Given entries —

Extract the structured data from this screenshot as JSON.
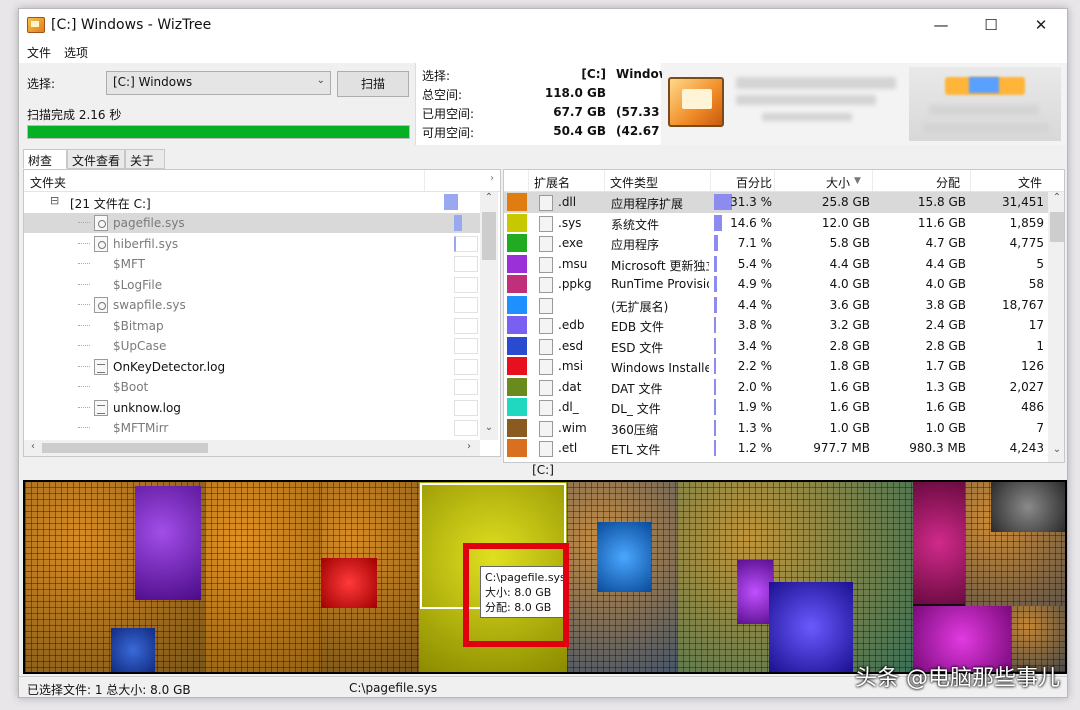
{
  "window": {
    "title": "[C:] Windows  - WizTree",
    "controls": {
      "minimize": "—",
      "maximize": "☐",
      "close": "✕"
    }
  },
  "menu": [
    "文件",
    "选项"
  ],
  "scan": {
    "select_label": "选择:",
    "selected_drive": "[C:] Windows",
    "scan_button": "扫描",
    "status": "扫描完成 2.16 秒",
    "progress_percent": 100
  },
  "space": {
    "rows": [
      {
        "key": "选择:",
        "value": "[C:]",
        "pct": "Window"
      },
      {
        "key": "总空间:",
        "value": "118.0 GB",
        "pct": ""
      },
      {
        "key": "已用空间:",
        "value": "67.7 GB",
        "pct": "(57.33"
      },
      {
        "key": "可用空间:",
        "value": "50.4 GB",
        "pct": "(42.67"
      }
    ]
  },
  "tabs": [
    "树查看",
    "文件查看",
    "关于"
  ],
  "tree": {
    "header": "文件夹",
    "root": "[21 文件在 C:]",
    "items": [
      {
        "name": "pagefile.sys",
        "icon": "gear-file-icon",
        "selected": true,
        "gray": true
      },
      {
        "name": "hiberfil.sys",
        "icon": "gear-file-icon",
        "selected": false,
        "gray": true
      },
      {
        "name": "$MFT",
        "icon": "",
        "selected": false,
        "gray": true
      },
      {
        "name": "$LogFile",
        "icon": "",
        "selected": false,
        "gray": true
      },
      {
        "name": "swapfile.sys",
        "icon": "gear-file-icon",
        "selected": false,
        "gray": true
      },
      {
        "name": "$Bitmap",
        "icon": "",
        "selected": false,
        "gray": true
      },
      {
        "name": "$UpCase",
        "icon": "",
        "selected": false,
        "gray": true
      },
      {
        "name": "OnKeyDetector.log",
        "icon": "log-file-icon",
        "selected": false,
        "gray": false
      },
      {
        "name": "$Boot",
        "icon": "",
        "selected": false,
        "gray": true
      },
      {
        "name": "unknow.log",
        "icon": "log-file-icon",
        "selected": false,
        "gray": false
      },
      {
        "name": "$MFTMirr",
        "icon": "",
        "selected": false,
        "gray": true
      }
    ]
  },
  "extensions": {
    "headers": {
      "ext": "扩展名",
      "type": "文件类型",
      "pct": "百分比",
      "size": "大小",
      "alloc": "分配",
      "files": "文件"
    },
    "rows": [
      {
        "color": "#e07d10",
        "ext": ".dll",
        "type": "应用程序扩展",
        "pct": "31.3 %",
        "pct_value": 31.3,
        "size": "25.8 GB",
        "alloc": "15.8 GB",
        "files": "31,451",
        "selected": true
      },
      {
        "color": "#c6c800",
        "ext": ".sys",
        "type": "系统文件",
        "pct": "14.6 %",
        "pct_value": 14.6,
        "size": "12.0 GB",
        "alloc": "11.6 GB",
        "files": "1,859",
        "selected": false
      },
      {
        "color": "#22aa22",
        "ext": ".exe",
        "type": "应用程序",
        "pct": "7.1 %",
        "pct_value": 7.1,
        "size": "5.8 GB",
        "alloc": "4.7 GB",
        "files": "4,775",
        "selected": false
      },
      {
        "color": "#9b30d9",
        "ext": ".msu",
        "type": "Microsoft 更新独立",
        "pct": "5.4 %",
        "pct_value": 5.4,
        "size": "4.4 GB",
        "alloc": "4.4 GB",
        "files": "5",
        "selected": false
      },
      {
        "color": "#c0307a",
        "ext": ".ppkg",
        "type": "RunTime Provision",
        "pct": "4.9 %",
        "pct_value": 4.9,
        "size": "4.0 GB",
        "alloc": "4.0 GB",
        "files": "58",
        "selected": false
      },
      {
        "color": "#1e90ff",
        "ext": "",
        "type": "(无扩展名)",
        "pct": "4.4 %",
        "pct_value": 4.4,
        "size": "3.6 GB",
        "alloc": "3.8 GB",
        "files": "18,767",
        "selected": false
      },
      {
        "color": "#7a60f0",
        "ext": ".edb",
        "type": "EDB 文件",
        "pct": "3.8 %",
        "pct_value": 3.8,
        "size": "3.2 GB",
        "alloc": "2.4 GB",
        "files": "17",
        "selected": false
      },
      {
        "color": "#2a4ad0",
        "ext": ".esd",
        "type": "ESD 文件",
        "pct": "3.4 %",
        "pct_value": 3.4,
        "size": "2.8 GB",
        "alloc": "2.8 GB",
        "files": "1",
        "selected": false
      },
      {
        "color": "#e8101e",
        "ext": ".msi",
        "type": "Windows Installer 程",
        "pct": "2.2 %",
        "pct_value": 2.2,
        "size": "1.8 GB",
        "alloc": "1.7 GB",
        "files": "126",
        "selected": false
      },
      {
        "color": "#6a8a20",
        "ext": ".dat",
        "type": "DAT 文件",
        "pct": "2.0 %",
        "pct_value": 2.0,
        "size": "1.6 GB",
        "alloc": "1.3 GB",
        "files": "2,027",
        "selected": false
      },
      {
        "color": "#20d8c0",
        "ext": ".dl_",
        "type": "DL_ 文件",
        "pct": "1.9 %",
        "pct_value": 1.9,
        "size": "1.6 GB",
        "alloc": "1.6 GB",
        "files": "486",
        "selected": false
      },
      {
        "color": "#8a5a20",
        "ext": ".wim",
        "type": "360压缩",
        "pct": "1.3 %",
        "pct_value": 1.3,
        "size": "1.0 GB",
        "alloc": "1.0 GB",
        "files": "7",
        "selected": false
      },
      {
        "color": "#d87020",
        "ext": ".etl",
        "type": "ETL 文件",
        "pct": "1.2 %",
        "pct_value": 1.2,
        "size": "977.7 MB",
        "alloc": "980.3 MB",
        "files": "4,243",
        "selected": false
      }
    ]
  },
  "treemap": {
    "label": "[C:]",
    "tooltip": {
      "path": "C:\\pagefile.sys",
      "size": "大小: 8.0 GB",
      "alloc": "分配: 8.0 GB"
    }
  },
  "status": {
    "selected": "已选择文件: 1  总大小: 8.0 GB",
    "path": "C:\\pagefile.sys"
  },
  "watermark": "头条 @电脑那些事儿"
}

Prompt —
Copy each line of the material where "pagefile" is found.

Exercise response —
        "name": "pagefile.sys",
      "path": "C:\\pagefile.sys",
    "path": "C:\\pagefile.sys"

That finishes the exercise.